  • $\begingroup$ True, but that was not what I meant. DFA is also an NFA. But can be from DFA somehow restored the original regular expression? Or at least some good guess can be provided? $\endgroup$
    – Jendas
    Jun 11, 2013 at 9:58
  • $\begingroup$ Many regular expressions (or many FA) can define the same regular language and be transformed into each-other. So there is no knowing which you started from. What remains unique, if I may say, is the language defined. Now the minimal DFA is also unique (up to notations) for a given language, as it can be directly characterized from properties of the language - see Myhill-Nerode theorem. $\endgroup$
    – babou
    Jun 11, 2013 at 10:28
  • 1
    $\begingroup$ computing the minimal NFA for a DFA, its Pspace complete. $\endgroup$
    – vzn
    Jun 11, 2013 at 23:39

1 Answer 1

1
$\begingroup$

You should have asked first what you wanted : your second line. Why assume that you have to reverse the determinization procedure to get back to a regular expression. You confused your readers. You might add it as a possible way you imagined to go about it, after you stated what you want, not before.

To find out how to get a RE from a FA, just search the web for : "convert finite automata to regular expressions". It is an interesting topic.

If you want a "minimal regular expression", just search for that. But I am not sure what minimal would mean (number of operators used ?).

If you want to find a "minimal NFA" search for that, but I gather it is a rather difficult problem, still under research.

If you want a "minimal DFA", search for that. It is a well explored problem.
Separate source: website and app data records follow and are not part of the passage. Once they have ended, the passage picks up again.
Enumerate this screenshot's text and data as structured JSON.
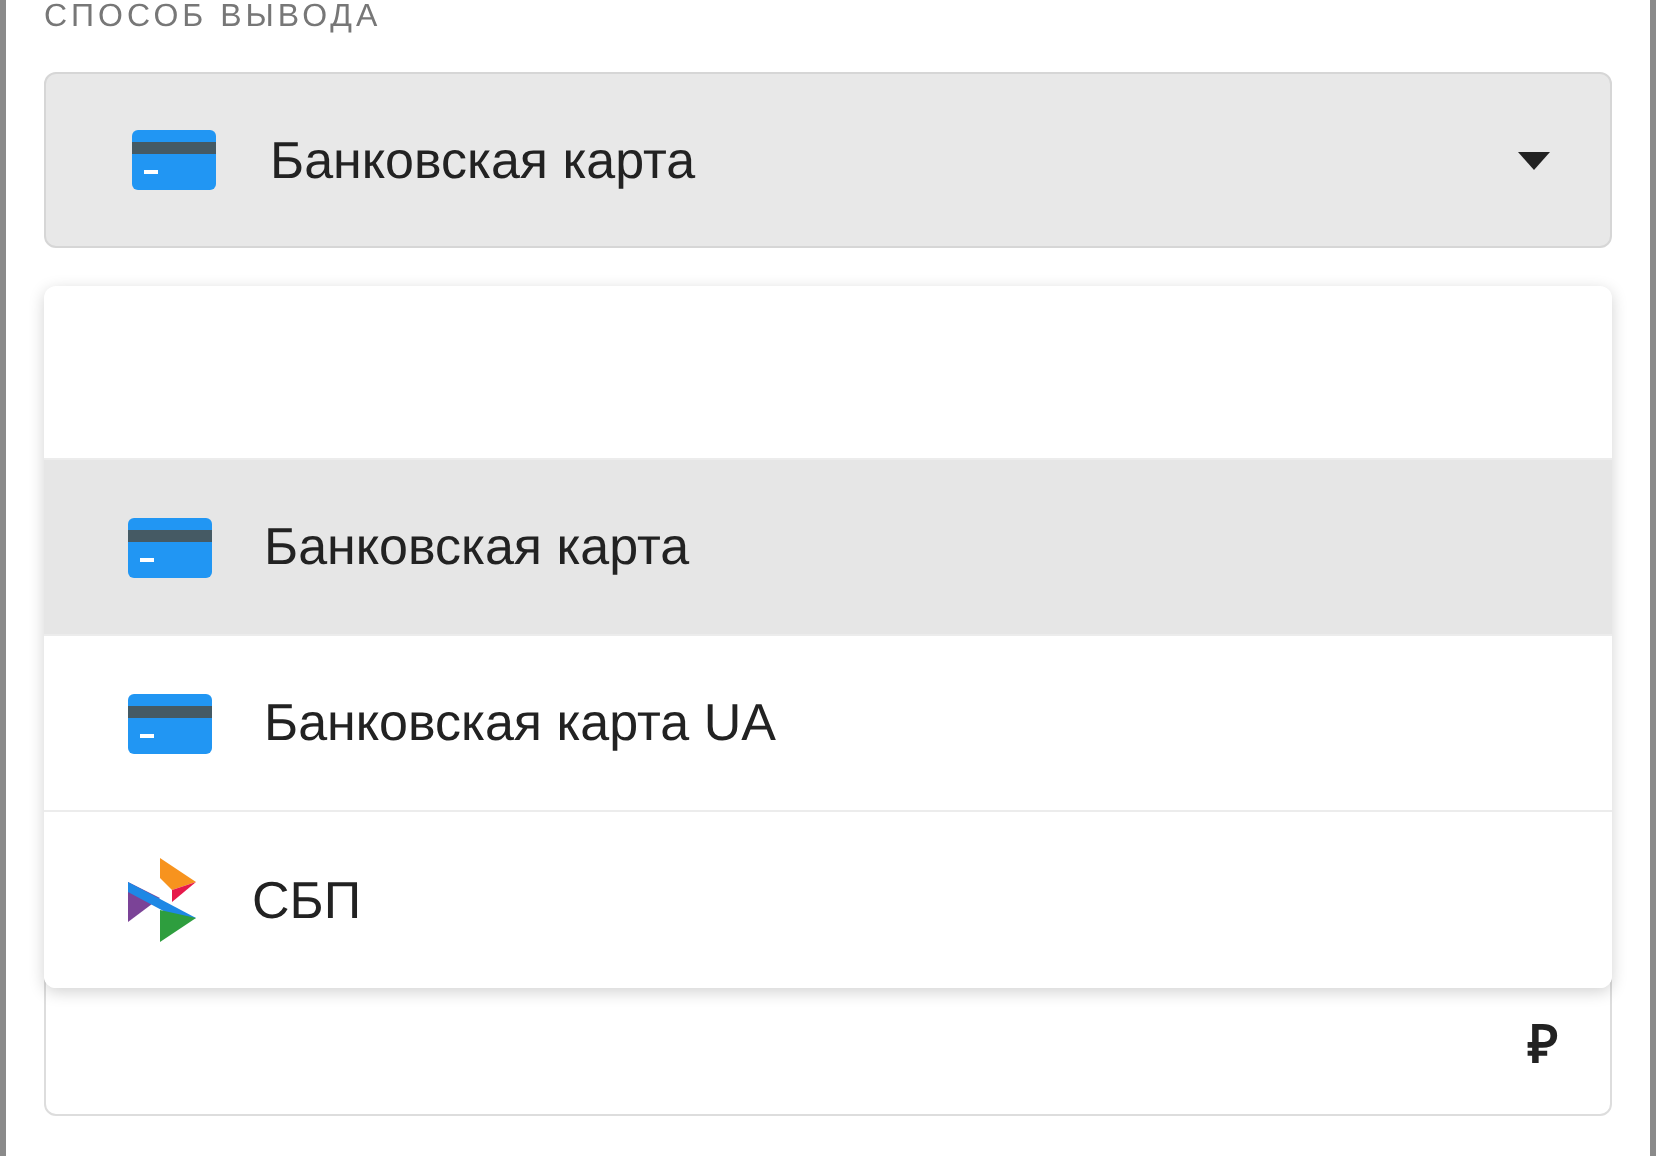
{
  "label": "СПОСОБ ВЫВОДА",
  "select": {
    "value": "Банковская карта",
    "kind": "card",
    "expanded": true
  },
  "options": [
    {
      "label": "Банковская карта",
      "kind": "card",
      "selected": true
    },
    {
      "label": "Банковская карта UA",
      "kind": "card",
      "selected": false
    },
    {
      "label": "СБП",
      "kind": "sbp",
      "selected": false
    }
  ],
  "amount_field": {
    "currency": "₽"
  }
}
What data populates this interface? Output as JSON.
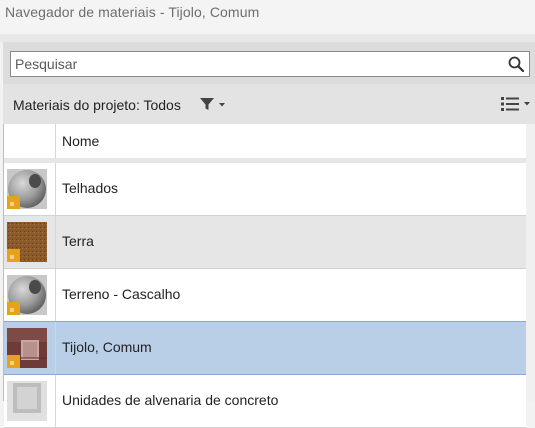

$\endgroup$
3
  • $\begingroup$ As noted, NFA minimization is not so well defined. There's work that shows SAT solvers are quite good at it though. Nowadays we can also minimize DFAs in $O(m \log n)$ time, assuming the usual $n \leq 2m$. $\endgroup$
    – Juho
    Jun 11, 2013 at 16:57
  • 2
    $\begingroup$ No need to google: we have a reference question right here. $\endgroup$
    – Raphael
    Jun 11, 2013 at 17:00
  • 1
    $\begingroup$ I did not say google :-) ... I try to be agnostic $\endgroup$
    – babou
    Jun 11, 2013 at 21:08

Your Answer

By clicking “Post Your Answer”, you agree to our terms of service, privacy policy and cookie policy

Not the answer you're looking for? Browse other questions tagged or ask your own question.